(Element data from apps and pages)
---
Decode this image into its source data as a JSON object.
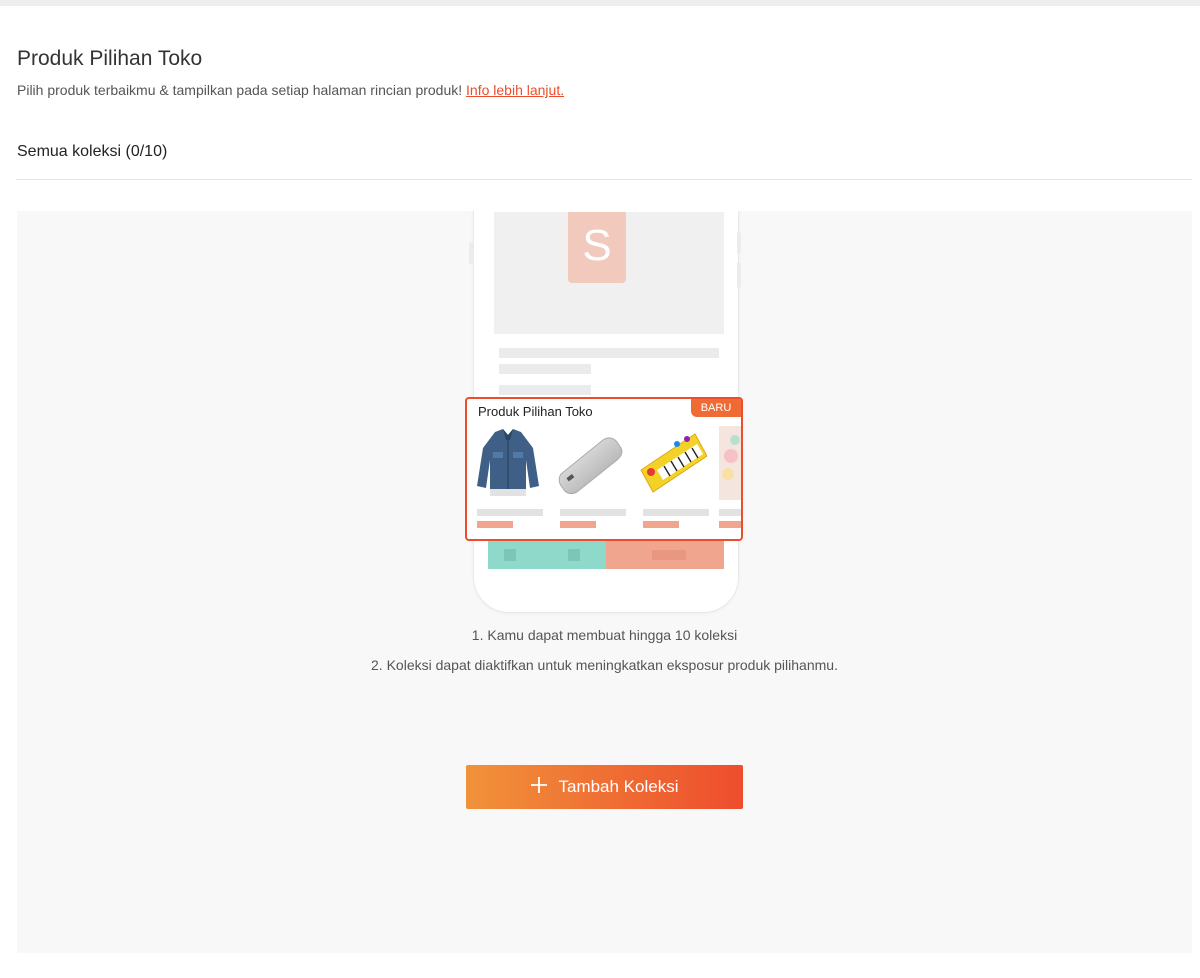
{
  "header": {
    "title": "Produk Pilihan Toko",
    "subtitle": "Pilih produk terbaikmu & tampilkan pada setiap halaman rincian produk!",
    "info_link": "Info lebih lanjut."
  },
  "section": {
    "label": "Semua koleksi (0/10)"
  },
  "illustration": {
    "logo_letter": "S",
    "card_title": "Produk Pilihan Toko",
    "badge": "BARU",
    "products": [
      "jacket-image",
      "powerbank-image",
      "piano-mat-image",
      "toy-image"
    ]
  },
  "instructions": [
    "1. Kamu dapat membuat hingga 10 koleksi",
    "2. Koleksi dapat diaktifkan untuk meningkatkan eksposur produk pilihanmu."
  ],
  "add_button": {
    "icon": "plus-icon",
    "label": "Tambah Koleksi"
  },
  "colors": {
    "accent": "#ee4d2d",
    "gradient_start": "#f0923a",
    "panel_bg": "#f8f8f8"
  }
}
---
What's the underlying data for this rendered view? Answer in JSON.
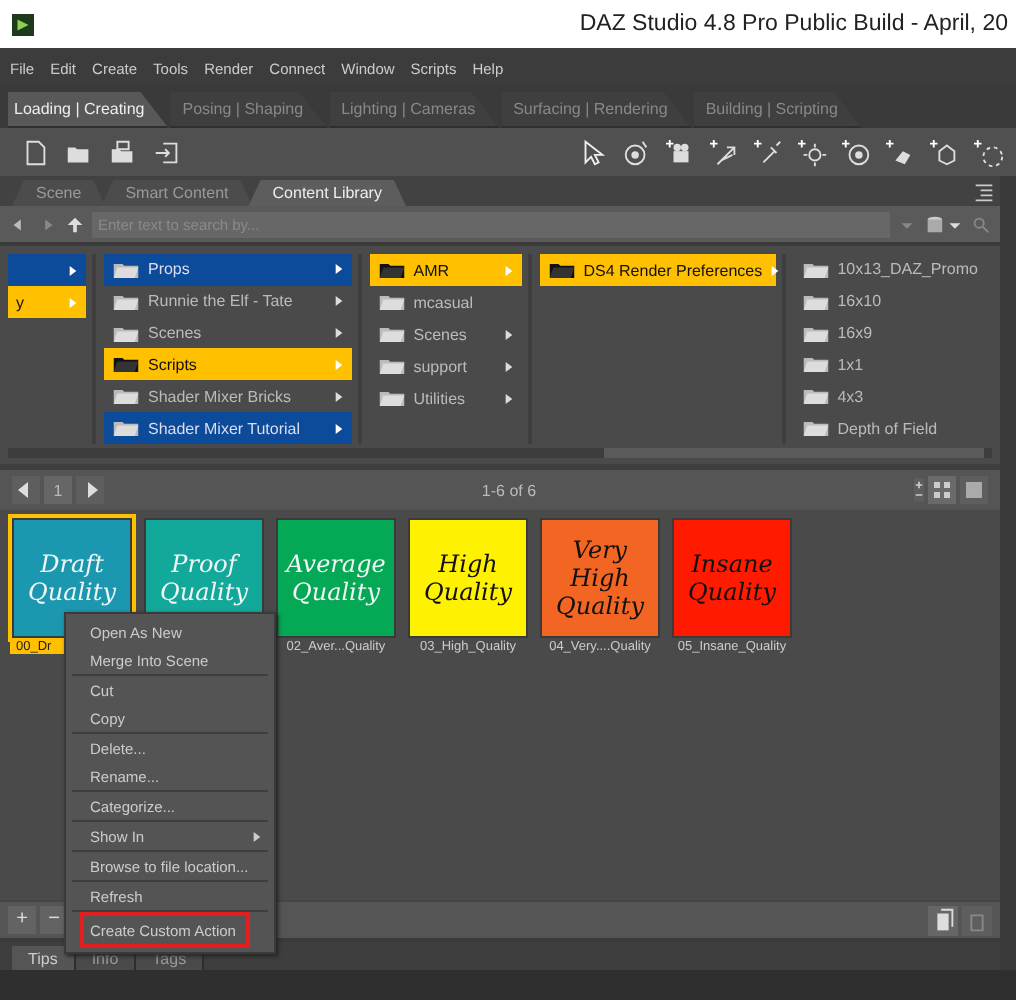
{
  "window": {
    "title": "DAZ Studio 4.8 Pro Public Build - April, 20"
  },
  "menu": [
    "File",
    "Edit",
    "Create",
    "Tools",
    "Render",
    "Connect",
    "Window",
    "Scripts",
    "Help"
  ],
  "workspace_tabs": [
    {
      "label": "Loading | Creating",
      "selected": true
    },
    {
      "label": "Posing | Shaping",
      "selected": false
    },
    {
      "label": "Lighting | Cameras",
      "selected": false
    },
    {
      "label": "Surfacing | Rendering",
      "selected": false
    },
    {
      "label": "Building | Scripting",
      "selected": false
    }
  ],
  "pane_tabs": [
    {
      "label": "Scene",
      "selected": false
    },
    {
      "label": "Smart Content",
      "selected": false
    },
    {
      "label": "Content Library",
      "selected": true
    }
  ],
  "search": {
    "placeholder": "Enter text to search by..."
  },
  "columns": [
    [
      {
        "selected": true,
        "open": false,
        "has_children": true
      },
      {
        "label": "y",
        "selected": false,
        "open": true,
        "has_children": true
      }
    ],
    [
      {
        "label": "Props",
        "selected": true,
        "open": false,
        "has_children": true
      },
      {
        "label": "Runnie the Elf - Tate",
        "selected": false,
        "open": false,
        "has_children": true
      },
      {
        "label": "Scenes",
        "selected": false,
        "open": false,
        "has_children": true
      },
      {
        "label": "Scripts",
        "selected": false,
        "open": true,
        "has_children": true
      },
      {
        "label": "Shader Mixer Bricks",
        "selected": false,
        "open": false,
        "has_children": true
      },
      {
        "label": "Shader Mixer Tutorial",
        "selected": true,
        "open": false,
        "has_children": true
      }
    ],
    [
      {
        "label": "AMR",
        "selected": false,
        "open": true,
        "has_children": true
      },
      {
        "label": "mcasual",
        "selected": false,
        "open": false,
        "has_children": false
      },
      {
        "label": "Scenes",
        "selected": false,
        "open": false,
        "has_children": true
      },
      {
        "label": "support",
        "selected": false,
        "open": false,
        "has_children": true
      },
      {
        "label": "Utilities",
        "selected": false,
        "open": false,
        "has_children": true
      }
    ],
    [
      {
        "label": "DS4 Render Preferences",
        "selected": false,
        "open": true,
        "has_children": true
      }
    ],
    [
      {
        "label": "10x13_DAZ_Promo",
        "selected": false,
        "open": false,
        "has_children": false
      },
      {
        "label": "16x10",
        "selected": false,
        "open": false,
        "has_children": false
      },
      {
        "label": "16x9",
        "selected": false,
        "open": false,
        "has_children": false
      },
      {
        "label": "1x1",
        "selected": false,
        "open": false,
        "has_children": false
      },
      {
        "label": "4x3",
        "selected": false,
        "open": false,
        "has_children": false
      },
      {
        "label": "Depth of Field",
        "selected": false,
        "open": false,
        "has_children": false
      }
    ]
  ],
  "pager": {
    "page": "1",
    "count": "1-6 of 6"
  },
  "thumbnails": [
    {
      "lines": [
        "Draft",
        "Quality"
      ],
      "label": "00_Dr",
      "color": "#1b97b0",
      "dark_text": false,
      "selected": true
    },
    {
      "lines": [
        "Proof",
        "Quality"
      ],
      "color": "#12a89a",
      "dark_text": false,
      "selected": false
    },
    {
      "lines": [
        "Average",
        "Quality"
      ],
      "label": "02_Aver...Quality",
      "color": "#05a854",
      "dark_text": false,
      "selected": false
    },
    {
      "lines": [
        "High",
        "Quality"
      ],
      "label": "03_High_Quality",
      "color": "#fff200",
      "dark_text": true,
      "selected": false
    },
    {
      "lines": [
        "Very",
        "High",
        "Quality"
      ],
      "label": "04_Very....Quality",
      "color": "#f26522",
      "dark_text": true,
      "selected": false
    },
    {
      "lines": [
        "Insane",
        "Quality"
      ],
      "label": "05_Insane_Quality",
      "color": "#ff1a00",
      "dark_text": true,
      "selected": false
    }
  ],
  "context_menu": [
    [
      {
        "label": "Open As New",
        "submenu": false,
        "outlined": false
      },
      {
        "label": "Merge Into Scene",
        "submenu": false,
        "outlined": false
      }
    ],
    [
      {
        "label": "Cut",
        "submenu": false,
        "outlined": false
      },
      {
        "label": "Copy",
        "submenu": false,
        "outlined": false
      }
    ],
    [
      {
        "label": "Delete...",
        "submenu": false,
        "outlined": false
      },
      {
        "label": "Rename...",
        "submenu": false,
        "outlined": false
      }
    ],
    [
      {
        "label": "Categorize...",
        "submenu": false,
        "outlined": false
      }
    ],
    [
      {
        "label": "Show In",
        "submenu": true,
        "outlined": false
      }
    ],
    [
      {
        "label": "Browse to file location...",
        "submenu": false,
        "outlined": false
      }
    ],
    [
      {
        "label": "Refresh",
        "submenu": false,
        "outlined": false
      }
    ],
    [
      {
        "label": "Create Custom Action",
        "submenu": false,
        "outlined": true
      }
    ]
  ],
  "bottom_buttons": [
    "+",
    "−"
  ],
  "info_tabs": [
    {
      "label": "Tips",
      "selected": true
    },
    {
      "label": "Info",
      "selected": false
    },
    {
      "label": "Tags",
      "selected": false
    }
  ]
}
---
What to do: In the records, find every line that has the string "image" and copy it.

Answer below:
Decode this image into its source data as a JSON object.
      "jacket-image",
      "powerbank-image",
      "piano-mat-image",
      "toy-image"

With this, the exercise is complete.